On the Preserved Body of an Inca Child Frozen to Death as a Sacrifice to the Sun

Original Text: 
Between the Root and the Flower (White Rock, BC: Blackfish Press, 1982): 33. PS 8576 .074 B4 Robarts Library
2all your cut hairs from the ground,
3the parings of your nails,
4so that, dead, in another world
5you do not have to go searching far
6for the parts of your body.
7And will you there be able to make again
8from these immature scraps,
9and from your frozen shell,
10the head that shaded, mouth that spoke to,
11hands that played with this silver
12doll of the goddess, these flocks
13of small gold cattle? If elsewhere
14your strong fingers assemble the pieces
15or if here the empty form
16of your body, more real than the ice
17that for centuries treasured up its flesh,
18walks through us, still the sun's light
19which makes us its instruments
20can't find you. The sun
21for whom you were staked in the snow
22only fills the places empty of you,
23making us see what is done
24in his own false name
25to the poor tongues of his fire.

Notes
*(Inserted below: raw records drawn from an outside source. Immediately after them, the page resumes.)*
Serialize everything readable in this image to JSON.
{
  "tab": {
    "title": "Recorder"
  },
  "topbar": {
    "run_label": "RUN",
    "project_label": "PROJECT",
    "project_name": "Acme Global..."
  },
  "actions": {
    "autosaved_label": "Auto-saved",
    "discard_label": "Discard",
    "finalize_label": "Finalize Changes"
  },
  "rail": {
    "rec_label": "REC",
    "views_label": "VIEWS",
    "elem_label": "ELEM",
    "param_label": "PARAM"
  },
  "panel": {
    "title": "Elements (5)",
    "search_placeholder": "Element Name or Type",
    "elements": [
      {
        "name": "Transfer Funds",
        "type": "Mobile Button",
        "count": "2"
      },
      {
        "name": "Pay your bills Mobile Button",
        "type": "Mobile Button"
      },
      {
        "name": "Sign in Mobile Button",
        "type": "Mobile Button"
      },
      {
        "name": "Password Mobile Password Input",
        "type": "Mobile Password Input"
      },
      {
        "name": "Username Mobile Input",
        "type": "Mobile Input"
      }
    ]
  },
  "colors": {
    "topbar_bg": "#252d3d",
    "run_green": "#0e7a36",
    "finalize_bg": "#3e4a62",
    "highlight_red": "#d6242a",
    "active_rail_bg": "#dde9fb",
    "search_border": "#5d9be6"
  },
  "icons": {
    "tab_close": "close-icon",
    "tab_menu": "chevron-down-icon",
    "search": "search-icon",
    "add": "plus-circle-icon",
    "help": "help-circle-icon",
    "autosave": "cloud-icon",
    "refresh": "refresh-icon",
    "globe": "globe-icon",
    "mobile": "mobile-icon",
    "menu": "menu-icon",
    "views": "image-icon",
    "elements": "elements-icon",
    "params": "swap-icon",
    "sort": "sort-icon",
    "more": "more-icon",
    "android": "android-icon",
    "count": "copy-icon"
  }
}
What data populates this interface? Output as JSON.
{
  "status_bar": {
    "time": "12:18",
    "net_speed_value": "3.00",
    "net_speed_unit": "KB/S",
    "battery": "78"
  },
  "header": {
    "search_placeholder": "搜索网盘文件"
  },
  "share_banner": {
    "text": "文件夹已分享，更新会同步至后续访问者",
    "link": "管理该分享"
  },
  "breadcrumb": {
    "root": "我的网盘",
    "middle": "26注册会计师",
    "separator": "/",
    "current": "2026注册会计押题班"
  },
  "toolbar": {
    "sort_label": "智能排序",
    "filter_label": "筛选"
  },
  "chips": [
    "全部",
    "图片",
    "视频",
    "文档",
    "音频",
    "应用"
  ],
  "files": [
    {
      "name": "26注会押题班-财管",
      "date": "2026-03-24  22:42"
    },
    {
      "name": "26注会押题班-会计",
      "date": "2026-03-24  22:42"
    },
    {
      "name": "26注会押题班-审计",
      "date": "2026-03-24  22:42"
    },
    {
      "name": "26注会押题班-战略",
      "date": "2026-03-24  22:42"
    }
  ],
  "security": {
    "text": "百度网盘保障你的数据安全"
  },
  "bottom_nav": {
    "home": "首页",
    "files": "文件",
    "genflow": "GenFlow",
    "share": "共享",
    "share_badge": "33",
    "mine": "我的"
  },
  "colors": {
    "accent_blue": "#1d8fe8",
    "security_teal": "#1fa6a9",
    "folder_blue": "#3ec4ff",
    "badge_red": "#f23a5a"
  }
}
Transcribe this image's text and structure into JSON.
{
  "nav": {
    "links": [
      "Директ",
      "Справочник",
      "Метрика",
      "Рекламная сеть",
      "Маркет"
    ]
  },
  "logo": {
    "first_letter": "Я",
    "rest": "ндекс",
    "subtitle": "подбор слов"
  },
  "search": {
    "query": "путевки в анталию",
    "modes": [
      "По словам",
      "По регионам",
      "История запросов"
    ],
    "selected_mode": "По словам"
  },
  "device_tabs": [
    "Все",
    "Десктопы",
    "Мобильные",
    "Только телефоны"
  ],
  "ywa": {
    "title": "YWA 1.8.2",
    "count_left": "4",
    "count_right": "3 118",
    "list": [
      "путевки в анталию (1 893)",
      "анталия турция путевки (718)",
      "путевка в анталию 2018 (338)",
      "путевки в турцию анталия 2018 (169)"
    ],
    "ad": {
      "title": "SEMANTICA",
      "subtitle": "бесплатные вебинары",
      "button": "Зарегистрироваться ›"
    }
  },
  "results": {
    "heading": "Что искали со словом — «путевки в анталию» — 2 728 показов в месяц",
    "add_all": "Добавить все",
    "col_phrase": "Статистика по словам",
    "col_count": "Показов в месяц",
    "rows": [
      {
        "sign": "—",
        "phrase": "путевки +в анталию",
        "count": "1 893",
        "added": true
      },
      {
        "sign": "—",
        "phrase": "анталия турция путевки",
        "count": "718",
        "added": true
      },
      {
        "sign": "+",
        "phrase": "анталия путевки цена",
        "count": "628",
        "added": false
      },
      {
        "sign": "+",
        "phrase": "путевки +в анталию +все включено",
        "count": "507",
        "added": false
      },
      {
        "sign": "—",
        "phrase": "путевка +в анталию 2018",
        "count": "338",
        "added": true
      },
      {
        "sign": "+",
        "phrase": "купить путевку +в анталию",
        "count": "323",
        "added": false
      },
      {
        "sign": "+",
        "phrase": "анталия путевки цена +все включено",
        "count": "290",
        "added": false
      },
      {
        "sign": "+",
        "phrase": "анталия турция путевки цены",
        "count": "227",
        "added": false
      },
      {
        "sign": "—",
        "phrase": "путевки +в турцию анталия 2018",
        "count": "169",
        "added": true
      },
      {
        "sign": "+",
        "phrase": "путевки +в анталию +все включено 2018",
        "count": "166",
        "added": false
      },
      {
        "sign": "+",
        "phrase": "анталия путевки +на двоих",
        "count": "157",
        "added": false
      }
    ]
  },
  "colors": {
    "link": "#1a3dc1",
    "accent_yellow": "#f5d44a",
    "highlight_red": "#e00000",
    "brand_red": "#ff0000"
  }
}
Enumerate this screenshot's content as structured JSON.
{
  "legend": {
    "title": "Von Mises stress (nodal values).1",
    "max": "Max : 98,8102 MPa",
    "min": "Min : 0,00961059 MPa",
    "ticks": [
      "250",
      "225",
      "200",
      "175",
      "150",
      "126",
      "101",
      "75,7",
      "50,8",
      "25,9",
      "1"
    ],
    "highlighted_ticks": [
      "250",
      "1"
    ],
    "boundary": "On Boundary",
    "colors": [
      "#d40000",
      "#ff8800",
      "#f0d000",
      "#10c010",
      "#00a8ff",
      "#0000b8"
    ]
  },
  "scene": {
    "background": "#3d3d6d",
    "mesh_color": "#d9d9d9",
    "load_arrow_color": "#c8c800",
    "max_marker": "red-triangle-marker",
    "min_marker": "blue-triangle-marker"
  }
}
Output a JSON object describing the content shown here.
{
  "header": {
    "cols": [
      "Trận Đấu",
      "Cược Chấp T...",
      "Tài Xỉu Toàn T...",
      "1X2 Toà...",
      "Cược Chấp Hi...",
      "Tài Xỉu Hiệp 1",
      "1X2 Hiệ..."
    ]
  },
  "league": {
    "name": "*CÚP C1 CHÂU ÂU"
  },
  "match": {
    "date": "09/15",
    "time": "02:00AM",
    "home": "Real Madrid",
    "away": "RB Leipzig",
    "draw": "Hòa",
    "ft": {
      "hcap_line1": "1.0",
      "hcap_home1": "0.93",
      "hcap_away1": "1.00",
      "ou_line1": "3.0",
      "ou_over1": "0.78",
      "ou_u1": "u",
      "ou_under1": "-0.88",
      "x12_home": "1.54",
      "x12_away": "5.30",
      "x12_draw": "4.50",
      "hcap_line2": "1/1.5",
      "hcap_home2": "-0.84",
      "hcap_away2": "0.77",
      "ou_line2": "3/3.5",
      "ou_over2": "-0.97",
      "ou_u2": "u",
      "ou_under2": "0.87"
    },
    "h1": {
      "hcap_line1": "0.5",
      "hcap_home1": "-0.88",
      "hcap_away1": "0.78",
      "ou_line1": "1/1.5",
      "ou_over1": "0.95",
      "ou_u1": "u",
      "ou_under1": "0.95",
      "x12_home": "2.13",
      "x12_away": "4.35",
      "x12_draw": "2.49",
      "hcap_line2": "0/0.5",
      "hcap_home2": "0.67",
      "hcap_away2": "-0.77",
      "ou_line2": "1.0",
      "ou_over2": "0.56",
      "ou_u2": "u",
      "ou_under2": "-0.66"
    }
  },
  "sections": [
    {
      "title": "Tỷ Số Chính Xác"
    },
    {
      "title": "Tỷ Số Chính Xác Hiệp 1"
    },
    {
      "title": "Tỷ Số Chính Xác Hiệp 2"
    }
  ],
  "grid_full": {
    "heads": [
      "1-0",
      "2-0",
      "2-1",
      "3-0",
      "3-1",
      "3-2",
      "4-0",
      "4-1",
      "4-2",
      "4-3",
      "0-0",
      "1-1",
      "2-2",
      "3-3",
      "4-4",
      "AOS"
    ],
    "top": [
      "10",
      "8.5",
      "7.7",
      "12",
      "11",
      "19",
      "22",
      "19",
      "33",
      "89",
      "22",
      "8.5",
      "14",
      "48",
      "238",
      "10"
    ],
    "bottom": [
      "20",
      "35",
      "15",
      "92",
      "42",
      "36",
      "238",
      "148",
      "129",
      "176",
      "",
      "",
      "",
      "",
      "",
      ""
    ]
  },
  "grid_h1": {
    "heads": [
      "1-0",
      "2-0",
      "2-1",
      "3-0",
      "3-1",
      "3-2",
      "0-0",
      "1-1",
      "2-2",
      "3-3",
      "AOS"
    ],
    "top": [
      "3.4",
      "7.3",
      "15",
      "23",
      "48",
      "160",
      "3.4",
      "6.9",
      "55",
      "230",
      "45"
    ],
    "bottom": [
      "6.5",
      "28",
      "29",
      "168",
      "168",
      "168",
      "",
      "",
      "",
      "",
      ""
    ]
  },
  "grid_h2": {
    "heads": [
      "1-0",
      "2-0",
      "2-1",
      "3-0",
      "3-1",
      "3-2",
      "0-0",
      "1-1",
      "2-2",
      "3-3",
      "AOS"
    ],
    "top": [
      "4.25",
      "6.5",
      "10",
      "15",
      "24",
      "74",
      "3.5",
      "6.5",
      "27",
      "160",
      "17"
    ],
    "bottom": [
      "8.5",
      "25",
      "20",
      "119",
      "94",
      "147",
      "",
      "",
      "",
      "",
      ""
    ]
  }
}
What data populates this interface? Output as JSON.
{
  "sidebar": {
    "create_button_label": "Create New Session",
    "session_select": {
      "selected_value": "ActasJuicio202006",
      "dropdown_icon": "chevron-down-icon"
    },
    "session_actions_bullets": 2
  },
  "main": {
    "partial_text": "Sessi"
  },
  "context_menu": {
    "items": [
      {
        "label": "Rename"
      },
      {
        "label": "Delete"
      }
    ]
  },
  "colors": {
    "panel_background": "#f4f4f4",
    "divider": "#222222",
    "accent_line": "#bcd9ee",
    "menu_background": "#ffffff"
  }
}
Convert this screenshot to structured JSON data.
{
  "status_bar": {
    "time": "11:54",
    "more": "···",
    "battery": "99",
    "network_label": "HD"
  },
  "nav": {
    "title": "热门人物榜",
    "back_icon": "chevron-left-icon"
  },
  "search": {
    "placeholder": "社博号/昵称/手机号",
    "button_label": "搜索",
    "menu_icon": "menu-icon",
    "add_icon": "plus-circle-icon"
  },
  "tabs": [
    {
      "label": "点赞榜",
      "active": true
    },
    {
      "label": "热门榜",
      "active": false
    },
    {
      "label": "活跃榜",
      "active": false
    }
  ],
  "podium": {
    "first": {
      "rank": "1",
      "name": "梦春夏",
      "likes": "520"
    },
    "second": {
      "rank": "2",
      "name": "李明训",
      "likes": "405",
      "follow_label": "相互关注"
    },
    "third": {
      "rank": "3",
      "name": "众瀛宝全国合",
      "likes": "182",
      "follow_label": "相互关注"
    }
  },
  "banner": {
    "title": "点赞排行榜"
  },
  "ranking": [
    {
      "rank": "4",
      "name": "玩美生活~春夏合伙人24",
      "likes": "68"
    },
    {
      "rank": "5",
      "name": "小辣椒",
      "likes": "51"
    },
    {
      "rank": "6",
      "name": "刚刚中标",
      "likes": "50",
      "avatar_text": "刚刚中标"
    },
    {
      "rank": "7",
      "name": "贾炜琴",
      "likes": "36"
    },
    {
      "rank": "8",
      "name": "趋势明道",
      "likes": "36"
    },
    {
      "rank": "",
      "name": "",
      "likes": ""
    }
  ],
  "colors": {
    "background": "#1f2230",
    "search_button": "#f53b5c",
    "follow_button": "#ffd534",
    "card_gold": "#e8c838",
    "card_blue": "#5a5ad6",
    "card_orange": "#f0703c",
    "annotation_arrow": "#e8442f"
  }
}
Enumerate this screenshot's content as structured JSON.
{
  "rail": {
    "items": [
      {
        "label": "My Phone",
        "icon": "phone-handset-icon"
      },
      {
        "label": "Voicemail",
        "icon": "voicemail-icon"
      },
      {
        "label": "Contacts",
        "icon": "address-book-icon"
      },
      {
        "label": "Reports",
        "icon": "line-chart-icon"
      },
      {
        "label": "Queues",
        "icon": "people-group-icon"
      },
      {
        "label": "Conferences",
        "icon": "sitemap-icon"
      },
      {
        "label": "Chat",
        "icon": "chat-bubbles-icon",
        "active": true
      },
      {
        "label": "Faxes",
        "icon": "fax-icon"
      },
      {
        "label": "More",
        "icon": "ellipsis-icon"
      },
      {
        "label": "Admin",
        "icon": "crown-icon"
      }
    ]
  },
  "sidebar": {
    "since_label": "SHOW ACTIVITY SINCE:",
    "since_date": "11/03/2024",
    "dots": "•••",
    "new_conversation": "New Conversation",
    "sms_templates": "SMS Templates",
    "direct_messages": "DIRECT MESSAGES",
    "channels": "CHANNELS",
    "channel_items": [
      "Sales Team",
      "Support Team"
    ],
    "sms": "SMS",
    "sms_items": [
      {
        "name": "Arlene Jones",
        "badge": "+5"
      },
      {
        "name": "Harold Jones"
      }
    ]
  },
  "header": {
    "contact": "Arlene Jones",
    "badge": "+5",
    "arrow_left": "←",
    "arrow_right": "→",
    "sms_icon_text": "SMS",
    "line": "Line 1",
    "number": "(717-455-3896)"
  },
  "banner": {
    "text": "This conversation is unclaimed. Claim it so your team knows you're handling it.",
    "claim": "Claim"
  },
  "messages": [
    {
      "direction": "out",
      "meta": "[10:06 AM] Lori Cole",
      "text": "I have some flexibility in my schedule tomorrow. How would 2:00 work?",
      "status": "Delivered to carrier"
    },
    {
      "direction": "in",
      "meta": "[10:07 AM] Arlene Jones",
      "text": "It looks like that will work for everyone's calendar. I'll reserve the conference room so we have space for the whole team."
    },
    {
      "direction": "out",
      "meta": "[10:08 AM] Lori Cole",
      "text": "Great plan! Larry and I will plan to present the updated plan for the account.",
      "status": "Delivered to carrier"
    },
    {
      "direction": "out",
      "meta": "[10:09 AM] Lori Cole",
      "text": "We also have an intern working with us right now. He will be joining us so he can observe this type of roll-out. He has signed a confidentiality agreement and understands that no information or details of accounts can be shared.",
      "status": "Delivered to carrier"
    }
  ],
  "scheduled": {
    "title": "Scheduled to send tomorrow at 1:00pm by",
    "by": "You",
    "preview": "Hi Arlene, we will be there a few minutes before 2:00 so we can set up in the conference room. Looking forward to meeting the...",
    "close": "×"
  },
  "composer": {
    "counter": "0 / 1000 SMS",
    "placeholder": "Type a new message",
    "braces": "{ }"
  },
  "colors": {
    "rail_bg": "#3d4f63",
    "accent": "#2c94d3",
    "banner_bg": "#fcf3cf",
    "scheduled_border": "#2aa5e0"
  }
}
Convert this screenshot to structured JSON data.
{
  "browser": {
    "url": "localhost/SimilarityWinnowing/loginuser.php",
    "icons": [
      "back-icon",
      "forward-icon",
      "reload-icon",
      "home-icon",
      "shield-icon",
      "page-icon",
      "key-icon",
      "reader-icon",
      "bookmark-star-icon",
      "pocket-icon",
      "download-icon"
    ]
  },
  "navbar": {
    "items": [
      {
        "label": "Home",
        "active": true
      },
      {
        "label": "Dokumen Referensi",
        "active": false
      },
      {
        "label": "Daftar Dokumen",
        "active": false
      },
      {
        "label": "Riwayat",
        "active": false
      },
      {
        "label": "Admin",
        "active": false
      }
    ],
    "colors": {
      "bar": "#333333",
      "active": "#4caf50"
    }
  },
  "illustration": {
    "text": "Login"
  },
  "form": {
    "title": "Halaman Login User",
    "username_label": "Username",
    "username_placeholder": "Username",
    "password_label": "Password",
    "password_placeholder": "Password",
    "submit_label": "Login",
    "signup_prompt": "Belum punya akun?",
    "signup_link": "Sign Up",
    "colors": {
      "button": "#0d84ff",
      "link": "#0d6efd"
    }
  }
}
1] The El Plomo boy, one of the ."capa cocha children.": discovered in 1954 on El Plomo mountaintop in Chile, was adorned with jewelry, finely clothed, and equipped with small bags that held his baby teeth and nail clippings. His body now rests in a museum in Chile. Back to Line
RPO poem Editors: 
Ian Lancashire
RPO Edition: 
2004
Special Copyright: 

<b>This poem cannot be published anywhere without the written consent of Albert Frank Moritz or the Blackfish Press permissions department.</b>